After over a year of live shows, rehearsals and a recording of a proper demo (known as the Live Demonstration tape), the band's big break came in May 1993 when they were spotted by Creation Records co-owner Alan McGee. Oasis were invited to play a gig at King Tut's Wah Wah Hut club in Glasgow, Scotland, by a band called Sister Lovers, who shared their rehearsal rooms. Oasis, along with a group of friends, found the money to hire a van and make the journey to Glasgow. When they arrived, they were refused entry to the club as they were not on that night's set list, which reportedly caused the band to bully their way in (although both the band and McGee have given contradicting statements about how they actually managed to get into the club on that night). They were given the opening slot and impressed McGee, who was there to see 18 Wheeler, one of his own bands, that night. McGee was so impressed by what he saw he signed the band to Creation four days later. Due to problems securing an American contract, Oasis ended up signing a worldwide contract with Sony, which in turn licensed Oasis to Creation in the UK.
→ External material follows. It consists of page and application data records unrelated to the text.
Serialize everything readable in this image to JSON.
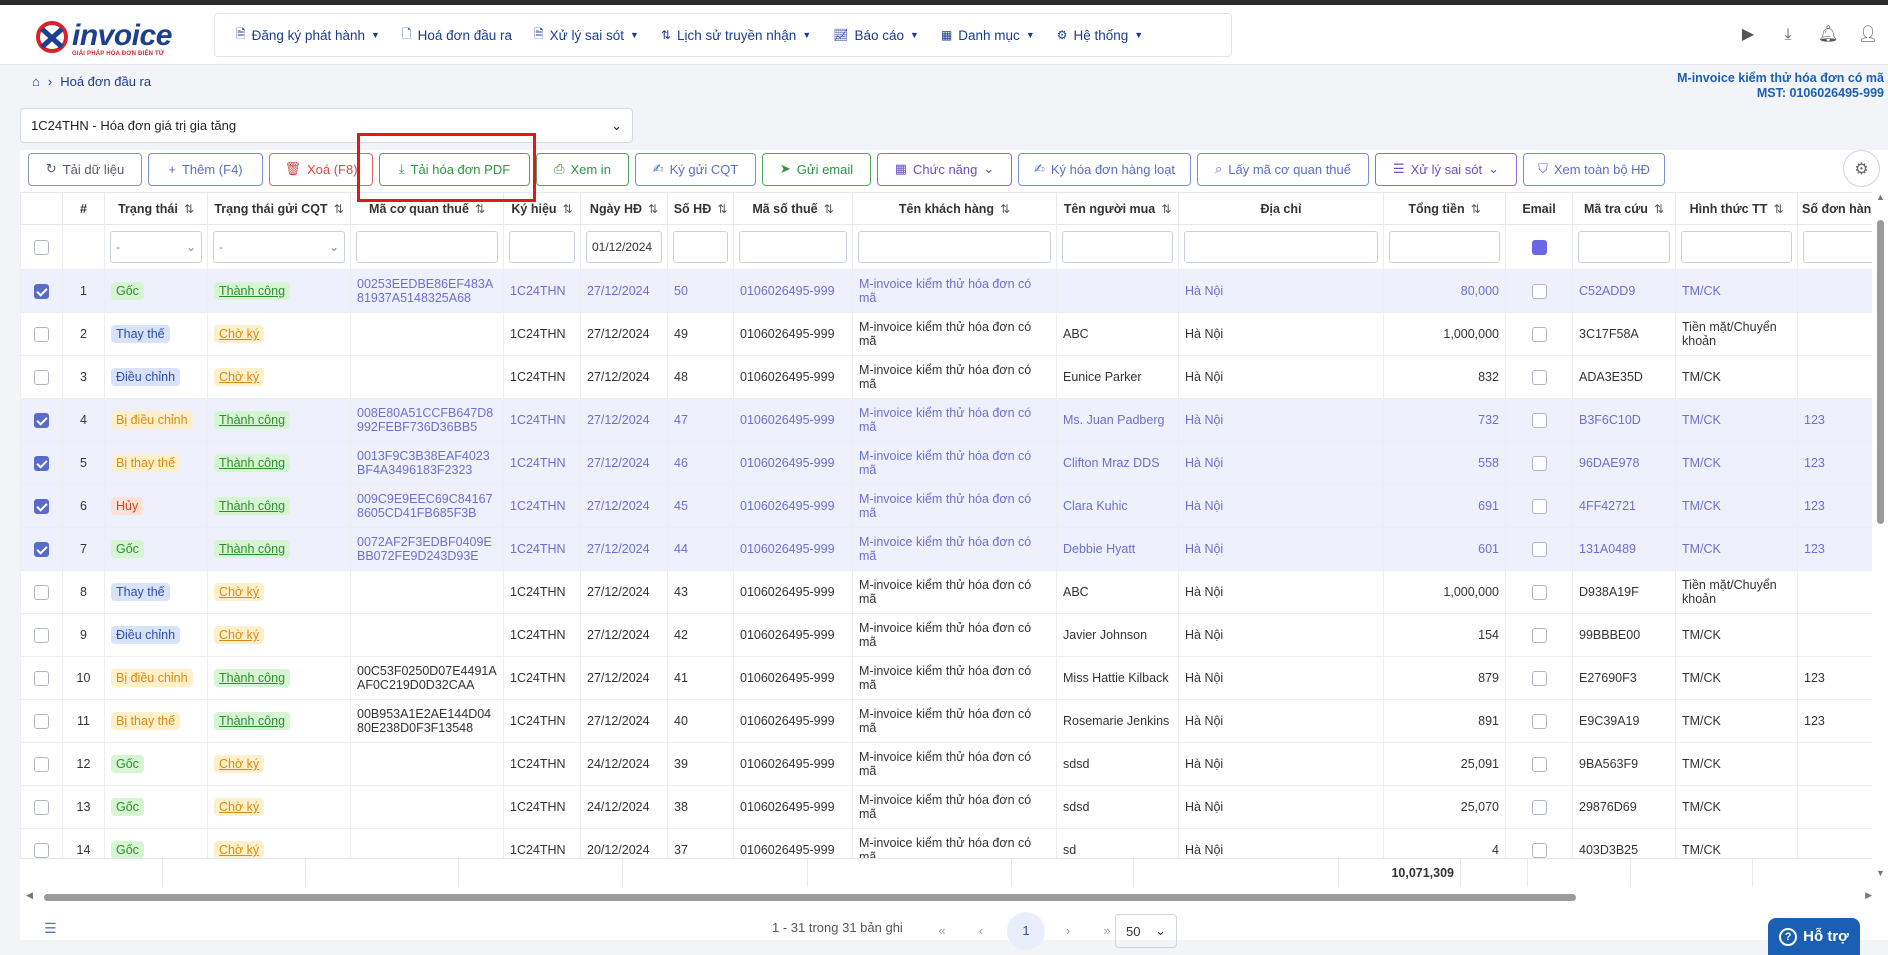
{
  "brand": {
    "name": "invoice",
    "tagline": "GIẢI PHÁP HÓA ĐƠN ĐIỆN TỬ",
    "colors": {
      "primary": "#1a3c8e",
      "accent": "#d9222a"
    }
  },
  "nav": {
    "items": [
      {
        "label": "Đăng ký phát hành",
        "icon": "register-icon",
        "dropdown": true
      },
      {
        "label": "Hoá đơn đầu ra",
        "icon": "invoice-icon",
        "dropdown": false
      },
      {
        "label": "Xử lý sai sót",
        "icon": "fix-icon",
        "dropdown": true
      },
      {
        "label": "Lịch sử truyền nhận",
        "icon": "history-icon",
        "dropdown": true
      },
      {
        "label": "Báo cáo",
        "icon": "chart-icon",
        "dropdown": true
      },
      {
        "label": "Danh mục",
        "icon": "grid-icon",
        "dropdown": true
      },
      {
        "label": "Hệ thống",
        "icon": "gear-icon",
        "dropdown": true
      }
    ]
  },
  "breadcrumb": {
    "current": "Hoá đơn đầu ra"
  },
  "company": {
    "name": "M-invoice kiểm thử hóa đơn có mã",
    "tax": "MST: 0106026495-999"
  },
  "template_select": {
    "value": "1C24THN - Hóa đơn giá trị gia tăng"
  },
  "toolbar": {
    "reload": "Tải dữ liệu",
    "add": "Thêm (F4)",
    "delete": "Xoá (F8)",
    "download_pdf": "Tải hóa đơn PDF",
    "print": "Xem in",
    "sign_send": "Ký gửi CQT",
    "email": "Gửi email",
    "functions": "Chức năng",
    "sign_batch": "Ký hóa đơn hàng loạt",
    "get_code": "Lấy mã cơ quan thuế",
    "error_handle": "Xử lý sai sót",
    "view_all": "Xem toàn bộ HĐ"
  },
  "table": {
    "headers": {
      "idx": "#",
      "status": "Trạng thái",
      "send_status": "Trạng thái gửi CQT",
      "tax_code_auth": "Mã cơ quan thuế",
      "symbol": "Ký hiệu",
      "date": "Ngày HĐ",
      "number": "Số HĐ",
      "tax_id": "Mã số thuế",
      "customer": "Tên khách hàng",
      "buyer": "Tên người mua",
      "address": "Địa chỉ",
      "total": "Tổng tiền",
      "email": "Email",
      "lookup": "Mã tra cứu",
      "payment": "Hình thức TT",
      "order_no": "Số đơn hàn"
    },
    "filters": {
      "status": "-",
      "send_status": "-",
      "date": "01/12/2024"
    },
    "rows": [
      {
        "sel": true,
        "idx": "1",
        "status": "Gốc",
        "st": "green",
        "send": "Thành công",
        "sd": "green",
        "code": "00253EEDBE86EF483A81937A5148325A68",
        "sym": "1C24THN",
        "date": "27/12/2024",
        "num": "50",
        "tax": "0106026495-999",
        "cust": "M-invoice kiểm thử hóa đơn có mã",
        "buyer": "",
        "addr": "Hà Nội",
        "total": "80,000",
        "lookup": "C52ADD9",
        "pay": "TM/CK",
        "order": ""
      },
      {
        "sel": false,
        "idx": "2",
        "status": "Thay thế",
        "st": "blue",
        "send": "Chờ ký",
        "sd": "orange",
        "code": "",
        "sym": "1C24THN",
        "date": "27/12/2024",
        "num": "49",
        "tax": "0106026495-999",
        "cust": "M-invoice kiểm thử hóa đơn có mã",
        "buyer": "ABC",
        "addr": "Hà Nội",
        "total": "1,000,000",
        "lookup": "3C17F58A",
        "pay": "Tiền mặt/Chuyển khoản",
        "order": ""
      },
      {
        "sel": false,
        "idx": "3",
        "status": "Điều chỉnh",
        "st": "blue",
        "send": "Chờ ký",
        "sd": "orange",
        "code": "",
        "sym": "1C24THN",
        "date": "27/12/2024",
        "num": "48",
        "tax": "0106026495-999",
        "cust": "M-invoice kiểm thử hóa đơn có mã",
        "buyer": "Eunice Parker",
        "addr": "Hà Nội",
        "total": "832",
        "lookup": "ADA3E35D",
        "pay": "TM/CK",
        "order": ""
      },
      {
        "sel": true,
        "idx": "4",
        "status": "Bị điều chỉnh",
        "st": "orange",
        "send": "Thành công",
        "sd": "green",
        "code": "008E80A51CCFB647D8992FEBF736D36BB5",
        "sym": "1C24THN",
        "date": "27/12/2024",
        "num": "47",
        "tax": "0106026495-999",
        "cust": "M-invoice kiểm thử hóa đơn có mã",
        "buyer": "Ms. Juan Padberg",
        "addr": "Hà Nội",
        "total": "732",
        "lookup": "B3F6C10D",
        "pay": "TM/CK",
        "order": "123"
      },
      {
        "sel": true,
        "idx": "5",
        "status": "Bị thay thế",
        "st": "orange",
        "send": "Thành công",
        "sd": "green",
        "code": "0013F9C3B38EAF4023BF4A3496183F2323",
        "sym": "1C24THN",
        "date": "27/12/2024",
        "num": "46",
        "tax": "0106026495-999",
        "cust": "M-invoice kiểm thử hóa đơn có mã",
        "buyer": "Clifton Mraz DDS",
        "addr": "Hà Nội",
        "total": "558",
        "lookup": "96DAE978",
        "pay": "TM/CK",
        "order": "123"
      },
      {
        "sel": true,
        "idx": "6",
        "status": "Hủy",
        "st": "red",
        "send": "Thành công",
        "sd": "green",
        "code": "009C9E9EEC69C841678605CD41FB685F3B",
        "sym": "1C24THN",
        "date": "27/12/2024",
        "num": "45",
        "tax": "0106026495-999",
        "cust": "M-invoice kiểm thử hóa đơn có mã",
        "buyer": "Clara Kuhic",
        "addr": "Hà Nội",
        "total": "691",
        "lookup": "4FF42721",
        "pay": "TM/CK",
        "order": "123"
      },
      {
        "sel": true,
        "idx": "7",
        "status": "Gốc",
        "st": "green",
        "send": "Thành công",
        "sd": "green",
        "code": "0072AF2F3EDBF0409EBB072FE9D243D93E",
        "sym": "1C24THN",
        "date": "27/12/2024",
        "num": "44",
        "tax": "0106026495-999",
        "cust": "M-invoice kiểm thử hóa đơn có mã",
        "buyer": "Debbie Hyatt",
        "addr": "Hà Nội",
        "total": "601",
        "lookup": "131A0489",
        "pay": "TM/CK",
        "order": "123"
      },
      {
        "sel": false,
        "idx": "8",
        "status": "Thay thế",
        "st": "blue",
        "send": "Chờ ký",
        "sd": "orange",
        "code": "",
        "sym": "1C24THN",
        "date": "27/12/2024",
        "num": "43",
        "tax": "0106026495-999",
        "cust": "M-invoice kiểm thử hóa đơn có mã",
        "buyer": "ABC",
        "addr": "Hà Nội",
        "total": "1,000,000",
        "lookup": "D938A19F",
        "pay": "Tiền mặt/Chuyển khoản",
        "order": ""
      },
      {
        "sel": false,
        "idx": "9",
        "status": "Điều chỉnh",
        "st": "blue",
        "send": "Chờ ký",
        "sd": "orange",
        "code": "",
        "sym": "1C24THN",
        "date": "27/12/2024",
        "num": "42",
        "tax": "0106026495-999",
        "cust": "M-invoice kiểm thử hóa đơn có mã",
        "buyer": "Javier Johnson",
        "addr": "Hà Nội",
        "total": "154",
        "lookup": "99BBBE00",
        "pay": "TM/CK",
        "order": ""
      },
      {
        "sel": false,
        "idx": "10",
        "status": "Bị điều chỉnh",
        "st": "orange",
        "send": "Thành công",
        "sd": "green",
        "code": "00C53F0250D07E4491AAF0C219D0D32CAA",
        "sym": "1C24THN",
        "date": "27/12/2024",
        "num": "41",
        "tax": "0106026495-999",
        "cust": "M-invoice kiểm thử hóa đơn có mã",
        "buyer": "Miss Hattie Kilback",
        "addr": "Hà Nội",
        "total": "879",
        "lookup": "E27690F3",
        "pay": "TM/CK",
        "order": "123"
      },
      {
        "sel": false,
        "idx": "11",
        "status": "Bị thay thế",
        "st": "orange",
        "send": "Thành công",
        "sd": "green",
        "code": "00B953A1E2AE144D0480E238D0F3F13548",
        "sym": "1C24THN",
        "date": "27/12/2024",
        "num": "40",
        "tax": "0106026495-999",
        "cust": "M-invoice kiểm thử hóa đơn có mã",
        "buyer": "Rosemarie Jenkins",
        "addr": "Hà Nội",
        "total": "891",
        "lookup": "E9C39A19",
        "pay": "TM/CK",
        "order": "123"
      },
      {
        "sel": false,
        "idx": "12",
        "status": "Gốc",
        "st": "green",
        "send": "Chờ ký",
        "sd": "orange",
        "code": "",
        "sym": "1C24THN",
        "date": "24/12/2024",
        "num": "39",
        "tax": "0106026495-999",
        "cust": "M-invoice kiểm thử hóa đơn có mã",
        "buyer": "sdsd",
        "addr": "Hà Nội",
        "total": "25,091",
        "lookup": "9BA563F9",
        "pay": "TM/CK",
        "order": ""
      },
      {
        "sel": false,
        "idx": "13",
        "status": "Gốc",
        "st": "green",
        "send": "Chờ ký",
        "sd": "orange",
        "code": "",
        "sym": "1C24THN",
        "date": "24/12/2024",
        "num": "38",
        "tax": "0106026495-999",
        "cust": "M-invoice kiểm thử hóa đơn có mã",
        "buyer": "sdsd",
        "addr": "Hà Nội",
        "total": "25,070",
        "lookup": "29876D69",
        "pay": "TM/CK",
        "order": ""
      },
      {
        "sel": false,
        "idx": "14",
        "status": "Gốc",
        "st": "green",
        "send": "Chờ ký",
        "sd": "orange",
        "code": "",
        "sym": "1C24THN",
        "date": "20/12/2024",
        "num": "37",
        "tax": "0106026495-999",
        "cust": "M-invoice kiểm thử hóa đơn có mã",
        "buyer": "sd",
        "addr": "Hà Nội",
        "total": "4",
        "lookup": "403D3B25",
        "pay": "TM/CK",
        "order": ""
      }
    ],
    "sum_total": "10,071,309"
  },
  "pager": {
    "info": "1 - 31 trong 31 bản ghi",
    "current": "1",
    "page_size": "50"
  },
  "help": {
    "label": "Hỗ trợ"
  }
}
Following a limited white label release of the demo of their song "Columbia", their first single, "Supersonic", was released in April 1994, reaching number 31 in the charts. The release was followed by "Shakermaker". This song would become the subject of a plagiarism suit, with Oasis paying $500,000 in damages. Their third single, "Live Forever", was their first to enter the top ten of the UK charts. After troubled recording and mixing sessions, their debut album, Definitely Maybe, was released in September 1994, entering the charts at number one, and at the time becoming the fastest selling debut album in the UK.
The best part of a year of constant live performances and recordings, along with a hedonistic lifestyle, were taking their toll on the band. This behaviour culminated during a gig in Los Angeles in September 1994 where Liam was under the influence of crystal meth, leading to an inept performance during which he made offensive remarks about American audiences and assaulted Noel with a tambourine. The incident upset Noel to such an extent that he temporarily quit the band immediately after and flew to San Francisco (it was from this incident that the song "Talk Tonight" was written). He was tracked down by Creation's Tim Abbot and they made a trip to Las Vegas. Once there, Gallagher was persuaded to continue with the band. He reconciled with his brother and the tour resumed in Minneapolis. The group followed up the fourth single from Definitely Maybe, "Cigarettes & Alcohol", with the Christmas single "Whatever", which entered the British charts at number three. This song would later carry a co-writer's credit for Neil Innes, who sued and also won damages.Wide ThumbClearartFanartBanner
10 years ago
So many hits!